__ASSIGNED TASK__:
Find the word "JSON" in the records below. List each line containing it.

__Stored records__:
_ _ _ _ _

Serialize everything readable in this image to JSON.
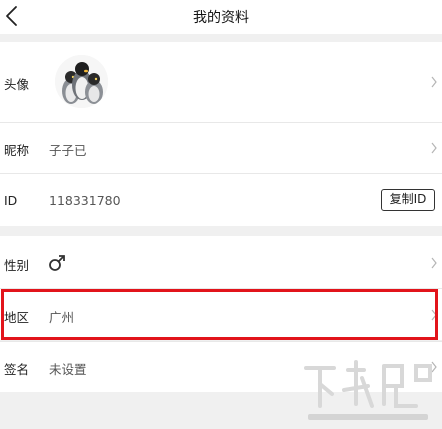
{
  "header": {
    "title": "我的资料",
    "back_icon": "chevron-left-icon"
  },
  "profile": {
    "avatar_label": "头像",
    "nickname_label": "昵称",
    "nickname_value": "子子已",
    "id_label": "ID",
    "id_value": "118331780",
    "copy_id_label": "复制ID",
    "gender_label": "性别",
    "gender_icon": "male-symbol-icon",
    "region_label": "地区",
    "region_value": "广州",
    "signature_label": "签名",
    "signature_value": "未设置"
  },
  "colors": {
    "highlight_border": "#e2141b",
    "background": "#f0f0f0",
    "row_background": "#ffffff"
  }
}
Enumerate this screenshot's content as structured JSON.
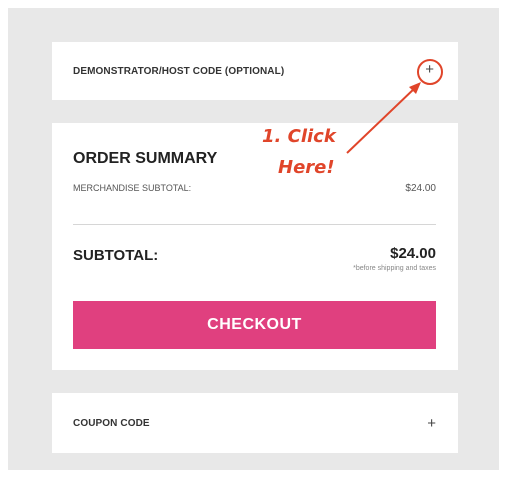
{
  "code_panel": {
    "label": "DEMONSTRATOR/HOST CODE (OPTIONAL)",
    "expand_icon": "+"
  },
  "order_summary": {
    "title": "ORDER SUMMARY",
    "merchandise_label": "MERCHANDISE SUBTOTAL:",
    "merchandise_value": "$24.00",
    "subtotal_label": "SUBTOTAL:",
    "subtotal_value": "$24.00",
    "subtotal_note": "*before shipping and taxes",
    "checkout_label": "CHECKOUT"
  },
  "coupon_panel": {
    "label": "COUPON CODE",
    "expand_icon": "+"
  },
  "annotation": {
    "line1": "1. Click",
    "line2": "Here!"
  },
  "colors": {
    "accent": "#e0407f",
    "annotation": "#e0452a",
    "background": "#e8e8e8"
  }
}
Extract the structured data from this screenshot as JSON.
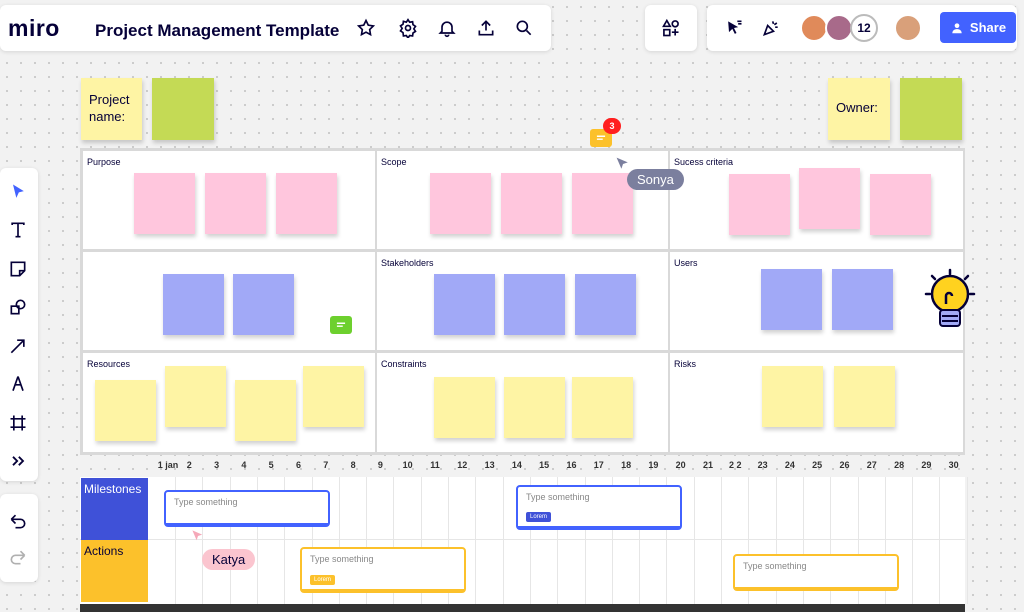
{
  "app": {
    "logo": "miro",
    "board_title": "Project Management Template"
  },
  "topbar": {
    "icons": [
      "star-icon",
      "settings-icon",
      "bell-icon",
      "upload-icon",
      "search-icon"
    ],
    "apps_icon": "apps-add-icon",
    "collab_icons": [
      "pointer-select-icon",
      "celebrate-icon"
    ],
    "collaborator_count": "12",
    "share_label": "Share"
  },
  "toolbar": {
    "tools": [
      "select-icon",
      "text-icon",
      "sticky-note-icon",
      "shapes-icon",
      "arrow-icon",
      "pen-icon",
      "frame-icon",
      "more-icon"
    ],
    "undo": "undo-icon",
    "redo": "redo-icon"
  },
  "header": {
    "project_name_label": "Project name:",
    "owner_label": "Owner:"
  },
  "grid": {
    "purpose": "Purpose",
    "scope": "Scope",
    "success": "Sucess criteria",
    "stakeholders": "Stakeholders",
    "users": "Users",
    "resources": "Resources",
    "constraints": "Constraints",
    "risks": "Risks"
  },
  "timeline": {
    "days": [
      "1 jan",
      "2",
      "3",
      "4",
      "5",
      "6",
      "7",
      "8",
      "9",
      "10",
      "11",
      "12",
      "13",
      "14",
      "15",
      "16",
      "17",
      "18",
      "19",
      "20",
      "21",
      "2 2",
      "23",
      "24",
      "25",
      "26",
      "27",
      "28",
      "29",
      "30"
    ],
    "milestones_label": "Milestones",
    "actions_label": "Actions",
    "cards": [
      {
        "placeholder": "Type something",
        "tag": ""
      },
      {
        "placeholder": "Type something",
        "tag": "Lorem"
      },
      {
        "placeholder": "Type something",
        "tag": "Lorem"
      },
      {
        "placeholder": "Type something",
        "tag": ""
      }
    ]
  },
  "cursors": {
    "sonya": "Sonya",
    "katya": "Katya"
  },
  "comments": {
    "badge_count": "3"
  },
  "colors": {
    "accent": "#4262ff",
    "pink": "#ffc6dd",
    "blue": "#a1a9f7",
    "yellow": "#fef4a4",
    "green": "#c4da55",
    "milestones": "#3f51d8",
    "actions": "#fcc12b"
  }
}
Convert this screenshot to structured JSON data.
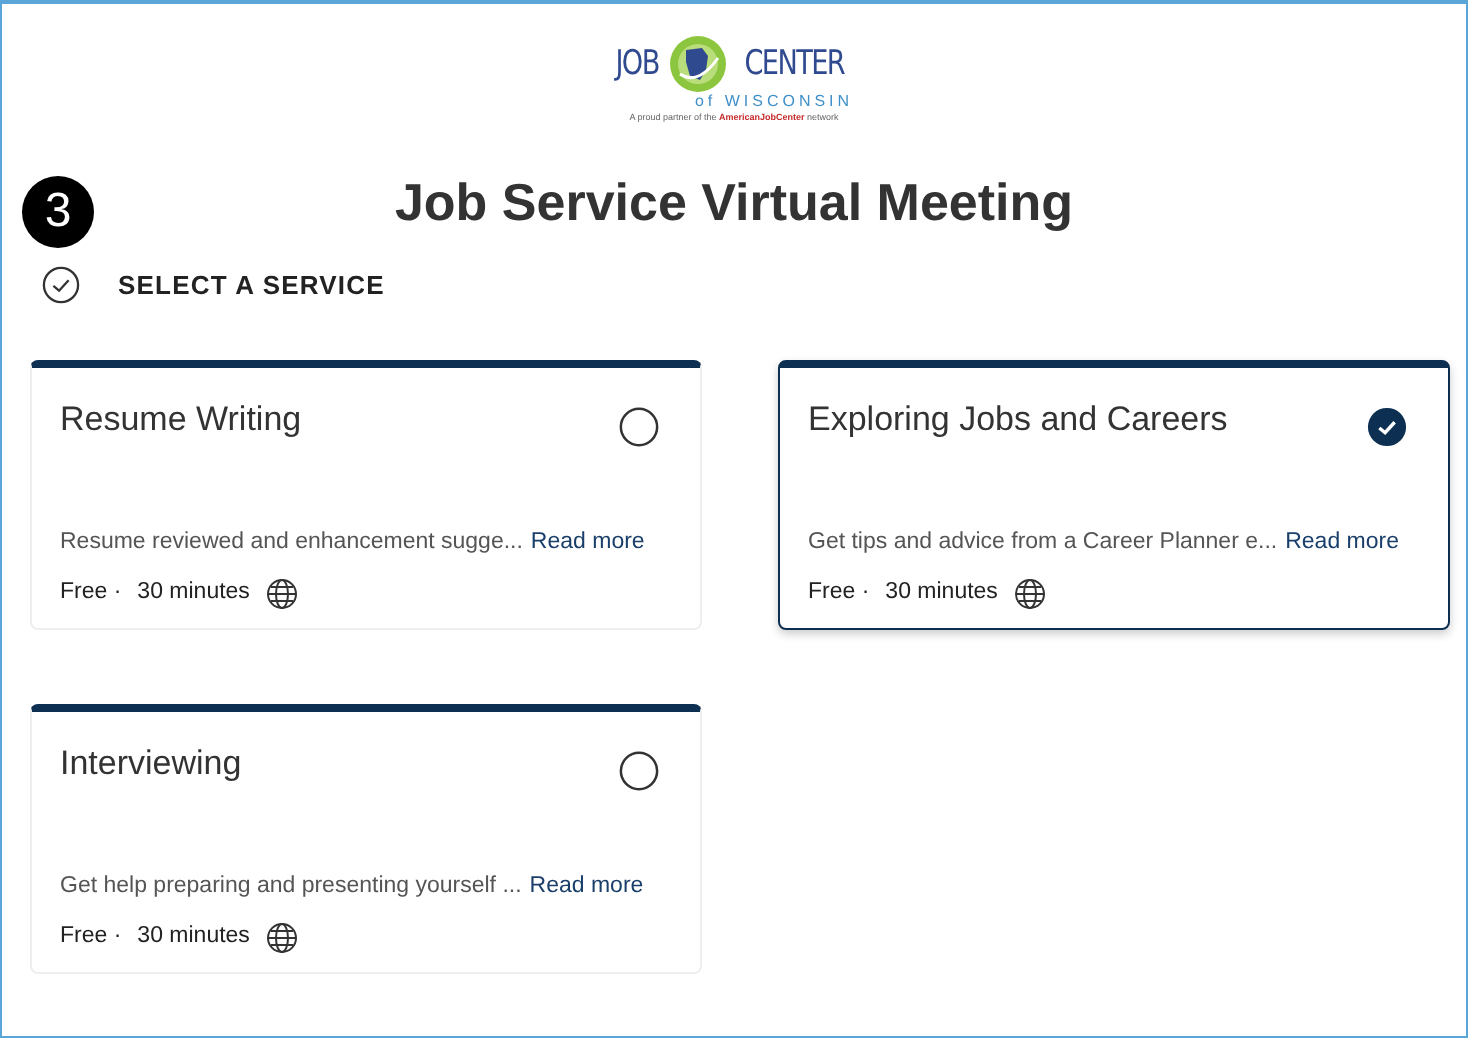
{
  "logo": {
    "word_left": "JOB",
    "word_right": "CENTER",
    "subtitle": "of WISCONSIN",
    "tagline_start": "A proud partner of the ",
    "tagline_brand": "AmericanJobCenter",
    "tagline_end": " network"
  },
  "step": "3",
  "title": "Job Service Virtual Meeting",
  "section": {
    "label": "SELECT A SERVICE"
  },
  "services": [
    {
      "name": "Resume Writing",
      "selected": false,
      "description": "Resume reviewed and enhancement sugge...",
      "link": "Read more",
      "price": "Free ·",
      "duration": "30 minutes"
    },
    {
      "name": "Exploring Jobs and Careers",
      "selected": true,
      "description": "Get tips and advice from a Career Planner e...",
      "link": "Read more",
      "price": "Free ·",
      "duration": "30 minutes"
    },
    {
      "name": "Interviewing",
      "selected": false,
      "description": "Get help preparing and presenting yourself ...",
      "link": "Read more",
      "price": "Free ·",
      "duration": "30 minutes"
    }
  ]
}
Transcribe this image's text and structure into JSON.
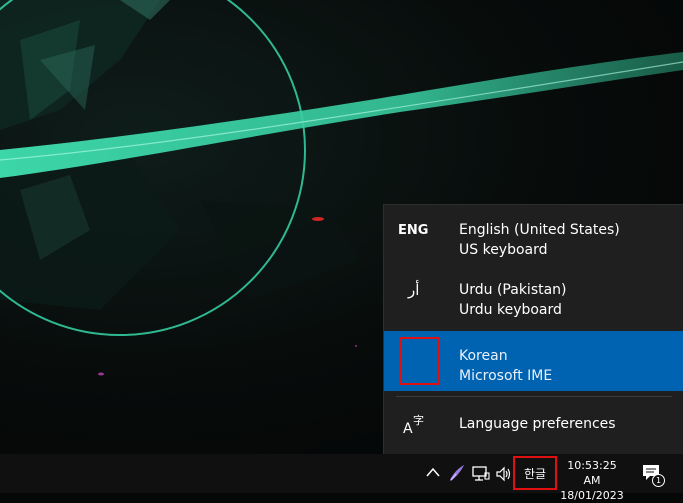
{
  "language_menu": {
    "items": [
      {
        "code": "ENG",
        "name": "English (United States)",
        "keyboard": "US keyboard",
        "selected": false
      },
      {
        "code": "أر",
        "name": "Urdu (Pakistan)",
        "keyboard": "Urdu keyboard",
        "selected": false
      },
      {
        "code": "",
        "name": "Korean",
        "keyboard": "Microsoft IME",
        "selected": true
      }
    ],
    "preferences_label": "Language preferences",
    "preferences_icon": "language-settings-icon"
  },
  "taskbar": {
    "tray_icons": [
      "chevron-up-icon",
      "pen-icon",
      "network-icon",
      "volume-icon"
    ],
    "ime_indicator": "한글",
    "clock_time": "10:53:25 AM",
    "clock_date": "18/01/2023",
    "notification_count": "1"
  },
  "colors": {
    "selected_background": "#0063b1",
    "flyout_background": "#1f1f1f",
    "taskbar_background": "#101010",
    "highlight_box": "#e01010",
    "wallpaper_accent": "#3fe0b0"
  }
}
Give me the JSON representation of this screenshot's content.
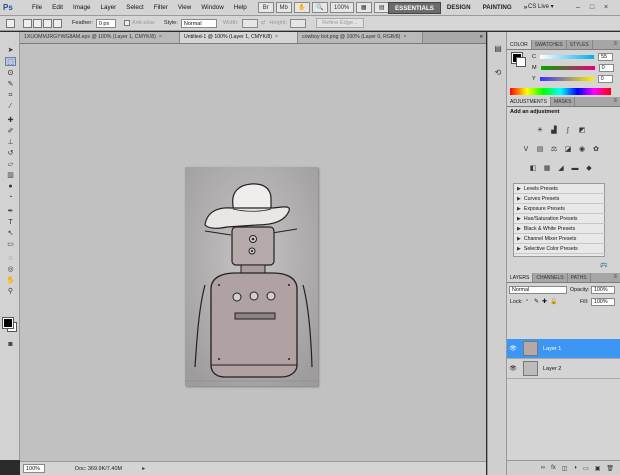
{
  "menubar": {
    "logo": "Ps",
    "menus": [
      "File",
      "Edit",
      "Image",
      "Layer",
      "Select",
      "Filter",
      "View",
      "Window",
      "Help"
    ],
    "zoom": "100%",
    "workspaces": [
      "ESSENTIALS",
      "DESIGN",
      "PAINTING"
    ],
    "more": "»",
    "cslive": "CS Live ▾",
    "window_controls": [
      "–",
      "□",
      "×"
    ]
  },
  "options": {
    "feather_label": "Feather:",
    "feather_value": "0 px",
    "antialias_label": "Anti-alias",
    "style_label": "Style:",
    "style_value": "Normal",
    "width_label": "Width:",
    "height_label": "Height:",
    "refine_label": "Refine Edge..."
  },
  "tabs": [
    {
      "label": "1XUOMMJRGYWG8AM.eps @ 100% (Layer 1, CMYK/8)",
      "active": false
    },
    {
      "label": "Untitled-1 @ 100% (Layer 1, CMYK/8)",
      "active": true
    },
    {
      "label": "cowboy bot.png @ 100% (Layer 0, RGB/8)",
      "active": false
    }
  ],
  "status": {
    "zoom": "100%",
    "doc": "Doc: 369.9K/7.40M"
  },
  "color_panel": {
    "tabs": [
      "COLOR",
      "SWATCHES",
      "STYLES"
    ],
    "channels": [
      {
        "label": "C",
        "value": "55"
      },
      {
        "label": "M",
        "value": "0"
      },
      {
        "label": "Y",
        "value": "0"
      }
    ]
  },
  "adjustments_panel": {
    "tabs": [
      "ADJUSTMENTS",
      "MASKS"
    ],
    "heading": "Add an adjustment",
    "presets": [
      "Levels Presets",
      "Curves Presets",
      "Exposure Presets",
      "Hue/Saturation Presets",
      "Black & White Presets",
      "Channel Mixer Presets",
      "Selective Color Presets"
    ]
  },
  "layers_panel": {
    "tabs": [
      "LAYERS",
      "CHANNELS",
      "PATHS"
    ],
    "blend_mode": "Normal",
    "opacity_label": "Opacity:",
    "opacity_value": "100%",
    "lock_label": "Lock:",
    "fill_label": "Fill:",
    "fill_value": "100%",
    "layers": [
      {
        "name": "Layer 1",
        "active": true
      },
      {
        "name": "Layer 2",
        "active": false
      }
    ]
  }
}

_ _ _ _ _

__TASK RESPONSE__:
Serialize everything readable in this image to JSON.
Enumerate this screenshot's content as structured JSON.
Extract the structured data from this screenshot as JSON.
Convert this screenshot to structured JSON data.
Transcribe this image's text and structure into JSON.
Give me the JSON representation of this screenshot's content.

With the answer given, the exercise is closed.